--- Information given Enclosed Below ---

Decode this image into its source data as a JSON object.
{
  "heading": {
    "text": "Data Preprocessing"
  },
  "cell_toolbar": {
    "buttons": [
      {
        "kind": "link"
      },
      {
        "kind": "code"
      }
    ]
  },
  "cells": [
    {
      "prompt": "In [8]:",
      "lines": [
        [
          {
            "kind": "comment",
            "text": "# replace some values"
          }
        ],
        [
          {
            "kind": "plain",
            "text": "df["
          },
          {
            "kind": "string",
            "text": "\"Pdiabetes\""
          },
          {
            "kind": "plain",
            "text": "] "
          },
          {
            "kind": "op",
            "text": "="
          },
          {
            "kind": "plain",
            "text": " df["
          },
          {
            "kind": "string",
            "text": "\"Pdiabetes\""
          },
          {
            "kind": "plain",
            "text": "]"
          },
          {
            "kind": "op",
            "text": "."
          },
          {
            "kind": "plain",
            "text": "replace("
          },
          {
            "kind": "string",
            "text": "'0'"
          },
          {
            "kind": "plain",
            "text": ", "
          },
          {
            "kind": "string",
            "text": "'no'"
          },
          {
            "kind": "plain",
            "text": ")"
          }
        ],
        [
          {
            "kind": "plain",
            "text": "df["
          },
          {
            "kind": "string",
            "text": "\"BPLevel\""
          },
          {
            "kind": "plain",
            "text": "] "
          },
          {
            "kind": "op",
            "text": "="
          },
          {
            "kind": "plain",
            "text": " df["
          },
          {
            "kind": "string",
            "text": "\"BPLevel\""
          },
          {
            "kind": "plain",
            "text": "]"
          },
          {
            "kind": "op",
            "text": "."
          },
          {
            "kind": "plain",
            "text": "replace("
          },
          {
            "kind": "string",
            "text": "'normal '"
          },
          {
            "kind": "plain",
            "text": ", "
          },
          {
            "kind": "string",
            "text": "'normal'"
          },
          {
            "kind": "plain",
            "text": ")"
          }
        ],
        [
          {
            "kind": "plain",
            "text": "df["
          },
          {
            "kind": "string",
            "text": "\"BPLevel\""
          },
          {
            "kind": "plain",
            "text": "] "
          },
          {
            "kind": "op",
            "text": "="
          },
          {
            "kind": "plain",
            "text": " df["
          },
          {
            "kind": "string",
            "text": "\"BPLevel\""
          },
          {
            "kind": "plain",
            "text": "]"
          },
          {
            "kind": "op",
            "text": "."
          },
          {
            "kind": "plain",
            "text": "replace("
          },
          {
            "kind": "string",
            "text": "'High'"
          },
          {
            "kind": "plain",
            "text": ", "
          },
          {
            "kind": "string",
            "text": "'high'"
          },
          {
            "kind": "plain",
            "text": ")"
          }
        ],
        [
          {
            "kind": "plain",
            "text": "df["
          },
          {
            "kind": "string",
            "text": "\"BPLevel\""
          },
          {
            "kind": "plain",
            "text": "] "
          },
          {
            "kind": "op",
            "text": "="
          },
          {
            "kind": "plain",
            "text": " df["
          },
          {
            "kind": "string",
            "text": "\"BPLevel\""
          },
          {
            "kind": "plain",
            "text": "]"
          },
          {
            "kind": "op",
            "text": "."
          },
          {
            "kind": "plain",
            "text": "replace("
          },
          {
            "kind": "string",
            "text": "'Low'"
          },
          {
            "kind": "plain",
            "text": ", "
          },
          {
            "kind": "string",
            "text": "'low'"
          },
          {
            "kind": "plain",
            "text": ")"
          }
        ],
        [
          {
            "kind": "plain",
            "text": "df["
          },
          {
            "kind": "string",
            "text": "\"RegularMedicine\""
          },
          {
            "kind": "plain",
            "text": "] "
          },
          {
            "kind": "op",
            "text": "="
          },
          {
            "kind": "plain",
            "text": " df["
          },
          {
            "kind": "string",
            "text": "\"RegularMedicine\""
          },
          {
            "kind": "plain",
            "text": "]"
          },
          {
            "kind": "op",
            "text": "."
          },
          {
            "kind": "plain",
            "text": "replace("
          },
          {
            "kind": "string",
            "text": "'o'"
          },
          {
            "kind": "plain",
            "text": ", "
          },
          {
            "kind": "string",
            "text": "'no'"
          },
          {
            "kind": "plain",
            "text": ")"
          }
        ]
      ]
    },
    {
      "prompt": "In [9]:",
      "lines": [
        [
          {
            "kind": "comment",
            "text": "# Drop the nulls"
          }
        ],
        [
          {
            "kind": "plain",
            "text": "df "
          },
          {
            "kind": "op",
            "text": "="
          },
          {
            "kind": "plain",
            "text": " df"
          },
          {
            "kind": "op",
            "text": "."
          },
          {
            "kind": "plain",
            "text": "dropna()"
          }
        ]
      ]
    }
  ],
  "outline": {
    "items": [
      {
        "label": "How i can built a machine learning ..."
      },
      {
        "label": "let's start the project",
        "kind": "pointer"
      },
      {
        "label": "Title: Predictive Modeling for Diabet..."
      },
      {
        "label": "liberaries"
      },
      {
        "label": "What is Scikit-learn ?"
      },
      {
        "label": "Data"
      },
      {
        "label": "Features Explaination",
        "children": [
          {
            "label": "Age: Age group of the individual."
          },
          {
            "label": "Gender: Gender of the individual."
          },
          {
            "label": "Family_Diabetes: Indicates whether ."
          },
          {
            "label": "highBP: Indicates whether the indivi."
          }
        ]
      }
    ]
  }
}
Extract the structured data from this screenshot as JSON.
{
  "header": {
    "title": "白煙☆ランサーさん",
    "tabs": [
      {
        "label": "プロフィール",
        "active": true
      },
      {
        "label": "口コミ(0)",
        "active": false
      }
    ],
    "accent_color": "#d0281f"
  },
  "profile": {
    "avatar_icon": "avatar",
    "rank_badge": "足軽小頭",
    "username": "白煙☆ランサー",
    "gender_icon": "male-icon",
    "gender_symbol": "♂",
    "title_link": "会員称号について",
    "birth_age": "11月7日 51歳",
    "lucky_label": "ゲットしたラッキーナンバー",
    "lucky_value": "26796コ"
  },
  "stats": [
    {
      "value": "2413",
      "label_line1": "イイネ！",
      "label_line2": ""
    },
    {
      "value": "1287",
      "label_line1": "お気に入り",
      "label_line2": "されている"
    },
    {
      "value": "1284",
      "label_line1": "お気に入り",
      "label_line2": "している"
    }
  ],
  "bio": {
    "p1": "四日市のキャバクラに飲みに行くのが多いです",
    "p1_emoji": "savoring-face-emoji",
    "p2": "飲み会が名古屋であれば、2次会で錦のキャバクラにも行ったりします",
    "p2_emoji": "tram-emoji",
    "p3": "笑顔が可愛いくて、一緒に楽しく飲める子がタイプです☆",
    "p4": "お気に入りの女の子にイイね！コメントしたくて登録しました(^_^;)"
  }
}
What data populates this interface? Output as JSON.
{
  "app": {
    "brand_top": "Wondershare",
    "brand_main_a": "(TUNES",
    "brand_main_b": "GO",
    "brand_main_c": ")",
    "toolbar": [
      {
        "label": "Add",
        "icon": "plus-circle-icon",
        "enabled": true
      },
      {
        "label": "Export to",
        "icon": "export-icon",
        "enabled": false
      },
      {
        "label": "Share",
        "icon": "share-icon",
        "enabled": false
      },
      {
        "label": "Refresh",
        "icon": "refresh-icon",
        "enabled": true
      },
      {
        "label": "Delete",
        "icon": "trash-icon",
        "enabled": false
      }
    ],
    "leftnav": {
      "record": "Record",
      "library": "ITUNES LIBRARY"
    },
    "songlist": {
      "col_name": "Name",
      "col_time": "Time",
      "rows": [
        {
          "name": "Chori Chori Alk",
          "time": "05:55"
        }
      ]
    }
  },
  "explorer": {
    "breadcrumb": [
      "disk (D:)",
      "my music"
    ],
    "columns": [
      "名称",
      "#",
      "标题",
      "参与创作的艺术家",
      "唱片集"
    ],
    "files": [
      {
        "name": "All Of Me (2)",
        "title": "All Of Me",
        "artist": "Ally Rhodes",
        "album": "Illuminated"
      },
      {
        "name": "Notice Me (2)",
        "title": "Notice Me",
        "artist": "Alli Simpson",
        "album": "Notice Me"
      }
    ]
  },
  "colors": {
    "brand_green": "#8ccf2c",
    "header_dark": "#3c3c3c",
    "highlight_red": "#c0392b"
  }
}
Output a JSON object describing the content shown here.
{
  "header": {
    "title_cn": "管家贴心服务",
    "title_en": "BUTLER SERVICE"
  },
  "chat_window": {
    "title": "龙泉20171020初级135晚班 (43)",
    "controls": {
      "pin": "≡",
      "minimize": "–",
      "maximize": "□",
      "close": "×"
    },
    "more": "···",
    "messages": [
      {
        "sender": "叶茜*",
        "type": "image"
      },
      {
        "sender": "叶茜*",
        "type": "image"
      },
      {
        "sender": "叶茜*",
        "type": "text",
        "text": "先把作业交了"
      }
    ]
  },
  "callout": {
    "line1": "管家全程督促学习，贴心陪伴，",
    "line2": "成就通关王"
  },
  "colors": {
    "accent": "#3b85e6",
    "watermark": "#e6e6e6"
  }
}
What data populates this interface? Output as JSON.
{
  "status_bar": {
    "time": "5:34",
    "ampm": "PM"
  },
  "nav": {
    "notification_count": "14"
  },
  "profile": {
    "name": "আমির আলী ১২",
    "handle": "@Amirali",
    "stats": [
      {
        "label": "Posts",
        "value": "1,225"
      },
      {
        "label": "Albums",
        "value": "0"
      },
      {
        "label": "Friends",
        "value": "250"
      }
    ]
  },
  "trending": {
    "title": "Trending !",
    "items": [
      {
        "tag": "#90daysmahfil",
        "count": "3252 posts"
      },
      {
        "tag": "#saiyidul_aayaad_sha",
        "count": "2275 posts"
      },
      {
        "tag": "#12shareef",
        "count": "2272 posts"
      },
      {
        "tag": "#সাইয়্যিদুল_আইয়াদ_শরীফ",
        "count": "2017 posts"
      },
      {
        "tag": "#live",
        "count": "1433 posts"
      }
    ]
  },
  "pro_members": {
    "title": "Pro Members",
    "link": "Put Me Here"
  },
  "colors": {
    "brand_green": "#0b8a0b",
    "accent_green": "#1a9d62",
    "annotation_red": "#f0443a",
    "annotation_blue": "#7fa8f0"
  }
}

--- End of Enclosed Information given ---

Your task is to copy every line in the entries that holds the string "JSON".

Decode this image into its source data as a JSON object.
Extract the structured data from this screenshot as JSON.
What data populates this interface? Output as JSON.
Output a JSON object describing the content shown here.
What data populates this interface? Output as JSON.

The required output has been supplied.